The Catholic Association heralded the decision, stating that they see it as a victory against the longstanding history of Blaine Amendments, which are considered to be anti-Catholic.
Ashley McGuire, senior fellow at The Catholic Association, said in a statement posted Tuesday morning that the decision "rings the death knell for anti-Catholic Blaine Amendments."
"For over a century, Blaine Amendments have enshrined into law discrimination against faith-based charities and schools that form an essential part of American society. In this case, a state Blaine Amendment was used to justify blacklisting a Christian elementary school from a playground safety program solely on religious grounds," said McGuire.
"Blaine Amendments are anti-Catholic in their origin, and getting rid of them is more than a century overdue.
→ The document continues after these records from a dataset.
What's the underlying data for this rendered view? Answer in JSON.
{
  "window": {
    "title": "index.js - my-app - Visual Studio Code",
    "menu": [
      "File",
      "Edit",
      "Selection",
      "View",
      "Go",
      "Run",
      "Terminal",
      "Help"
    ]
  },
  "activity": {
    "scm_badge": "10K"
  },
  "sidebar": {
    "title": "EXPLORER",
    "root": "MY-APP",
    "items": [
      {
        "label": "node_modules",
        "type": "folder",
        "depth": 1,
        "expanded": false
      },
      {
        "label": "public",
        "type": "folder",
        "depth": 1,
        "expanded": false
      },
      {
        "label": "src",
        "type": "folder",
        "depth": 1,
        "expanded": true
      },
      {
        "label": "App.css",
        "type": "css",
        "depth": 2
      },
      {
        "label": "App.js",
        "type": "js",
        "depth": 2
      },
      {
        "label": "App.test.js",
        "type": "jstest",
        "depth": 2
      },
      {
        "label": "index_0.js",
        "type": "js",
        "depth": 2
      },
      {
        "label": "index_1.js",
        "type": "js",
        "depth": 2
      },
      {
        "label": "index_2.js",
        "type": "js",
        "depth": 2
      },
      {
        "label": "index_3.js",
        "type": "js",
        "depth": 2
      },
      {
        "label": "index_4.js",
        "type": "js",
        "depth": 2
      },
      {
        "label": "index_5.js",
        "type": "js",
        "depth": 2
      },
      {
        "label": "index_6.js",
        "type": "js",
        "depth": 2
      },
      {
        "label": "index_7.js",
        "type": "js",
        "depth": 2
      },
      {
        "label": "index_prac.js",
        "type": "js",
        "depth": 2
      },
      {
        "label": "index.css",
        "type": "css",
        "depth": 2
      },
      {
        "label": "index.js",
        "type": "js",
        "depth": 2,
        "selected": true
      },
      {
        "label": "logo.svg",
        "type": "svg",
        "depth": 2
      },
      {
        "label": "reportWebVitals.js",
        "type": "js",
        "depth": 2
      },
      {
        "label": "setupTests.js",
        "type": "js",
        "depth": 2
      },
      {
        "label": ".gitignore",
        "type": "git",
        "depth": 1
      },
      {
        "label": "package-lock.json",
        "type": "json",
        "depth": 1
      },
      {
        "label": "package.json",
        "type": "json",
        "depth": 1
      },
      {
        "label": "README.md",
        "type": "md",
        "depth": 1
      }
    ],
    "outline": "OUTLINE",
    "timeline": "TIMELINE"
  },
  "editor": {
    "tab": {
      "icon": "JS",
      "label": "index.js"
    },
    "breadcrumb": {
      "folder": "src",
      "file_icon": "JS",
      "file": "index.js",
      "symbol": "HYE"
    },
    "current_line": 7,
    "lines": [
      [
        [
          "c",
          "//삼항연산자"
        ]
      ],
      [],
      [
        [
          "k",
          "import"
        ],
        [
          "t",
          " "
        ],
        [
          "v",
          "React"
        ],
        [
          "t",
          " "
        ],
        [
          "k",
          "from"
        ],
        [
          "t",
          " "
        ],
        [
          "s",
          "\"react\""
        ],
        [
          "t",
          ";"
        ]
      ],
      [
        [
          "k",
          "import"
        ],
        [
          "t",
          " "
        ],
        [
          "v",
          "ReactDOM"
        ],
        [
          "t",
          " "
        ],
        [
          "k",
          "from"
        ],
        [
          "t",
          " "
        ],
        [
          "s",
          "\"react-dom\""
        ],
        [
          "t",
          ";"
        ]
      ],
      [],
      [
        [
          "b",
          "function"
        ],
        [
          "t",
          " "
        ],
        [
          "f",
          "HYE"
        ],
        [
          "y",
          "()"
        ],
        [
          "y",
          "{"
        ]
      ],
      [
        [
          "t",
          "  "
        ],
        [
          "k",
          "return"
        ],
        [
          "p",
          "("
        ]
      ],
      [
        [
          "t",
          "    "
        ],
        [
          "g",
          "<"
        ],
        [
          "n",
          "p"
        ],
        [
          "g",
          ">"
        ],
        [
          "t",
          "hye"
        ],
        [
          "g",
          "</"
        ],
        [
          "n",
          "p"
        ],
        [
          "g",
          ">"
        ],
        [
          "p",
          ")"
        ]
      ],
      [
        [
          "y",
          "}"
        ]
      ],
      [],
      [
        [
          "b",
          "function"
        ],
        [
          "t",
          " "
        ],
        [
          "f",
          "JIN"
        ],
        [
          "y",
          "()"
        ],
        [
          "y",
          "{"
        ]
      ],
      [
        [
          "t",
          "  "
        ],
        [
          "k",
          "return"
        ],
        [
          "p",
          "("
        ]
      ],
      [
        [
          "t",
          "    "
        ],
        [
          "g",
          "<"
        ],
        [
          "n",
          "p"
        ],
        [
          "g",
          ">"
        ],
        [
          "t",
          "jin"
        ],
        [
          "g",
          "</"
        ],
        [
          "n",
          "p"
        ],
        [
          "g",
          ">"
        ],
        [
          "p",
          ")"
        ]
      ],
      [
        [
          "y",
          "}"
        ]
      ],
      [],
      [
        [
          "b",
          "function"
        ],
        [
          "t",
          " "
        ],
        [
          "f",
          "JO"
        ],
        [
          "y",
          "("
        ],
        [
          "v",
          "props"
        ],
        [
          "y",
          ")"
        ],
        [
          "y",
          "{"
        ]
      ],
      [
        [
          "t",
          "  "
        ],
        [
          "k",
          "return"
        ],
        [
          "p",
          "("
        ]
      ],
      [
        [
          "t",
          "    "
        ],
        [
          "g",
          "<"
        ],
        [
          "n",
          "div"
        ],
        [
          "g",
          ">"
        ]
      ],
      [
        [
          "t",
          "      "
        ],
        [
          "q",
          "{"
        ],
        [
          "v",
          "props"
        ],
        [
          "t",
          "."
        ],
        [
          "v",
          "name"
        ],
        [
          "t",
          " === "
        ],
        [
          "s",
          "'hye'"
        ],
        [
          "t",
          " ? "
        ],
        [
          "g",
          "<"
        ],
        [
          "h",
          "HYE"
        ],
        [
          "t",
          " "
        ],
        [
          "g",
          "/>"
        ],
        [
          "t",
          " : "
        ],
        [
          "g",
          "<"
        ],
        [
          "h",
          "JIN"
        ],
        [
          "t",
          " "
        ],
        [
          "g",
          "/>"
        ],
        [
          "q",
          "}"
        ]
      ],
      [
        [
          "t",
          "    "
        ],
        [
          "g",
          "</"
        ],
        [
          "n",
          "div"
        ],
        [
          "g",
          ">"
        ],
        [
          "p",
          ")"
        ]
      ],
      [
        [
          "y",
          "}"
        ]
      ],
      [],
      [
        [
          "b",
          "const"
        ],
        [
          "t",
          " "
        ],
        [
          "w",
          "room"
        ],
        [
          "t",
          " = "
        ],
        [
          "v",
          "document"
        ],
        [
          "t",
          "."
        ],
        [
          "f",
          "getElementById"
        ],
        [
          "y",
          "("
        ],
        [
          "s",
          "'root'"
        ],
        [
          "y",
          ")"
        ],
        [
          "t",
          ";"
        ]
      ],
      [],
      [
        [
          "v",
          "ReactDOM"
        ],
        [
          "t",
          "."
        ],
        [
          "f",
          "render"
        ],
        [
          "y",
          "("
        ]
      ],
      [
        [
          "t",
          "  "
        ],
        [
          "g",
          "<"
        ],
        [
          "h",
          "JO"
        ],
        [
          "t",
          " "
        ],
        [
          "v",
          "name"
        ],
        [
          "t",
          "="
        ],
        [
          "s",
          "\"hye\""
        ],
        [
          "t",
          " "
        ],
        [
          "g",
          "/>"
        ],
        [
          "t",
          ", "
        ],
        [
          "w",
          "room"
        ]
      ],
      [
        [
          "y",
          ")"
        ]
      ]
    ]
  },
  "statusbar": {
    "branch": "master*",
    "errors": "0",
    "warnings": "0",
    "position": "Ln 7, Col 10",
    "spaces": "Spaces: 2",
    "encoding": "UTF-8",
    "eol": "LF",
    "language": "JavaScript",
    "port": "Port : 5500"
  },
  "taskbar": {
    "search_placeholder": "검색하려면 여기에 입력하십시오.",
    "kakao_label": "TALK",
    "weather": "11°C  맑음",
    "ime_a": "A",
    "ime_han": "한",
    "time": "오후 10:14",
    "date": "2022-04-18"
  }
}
Today's decision demands a more fair and inclusive approach to government programs meant to serve all people."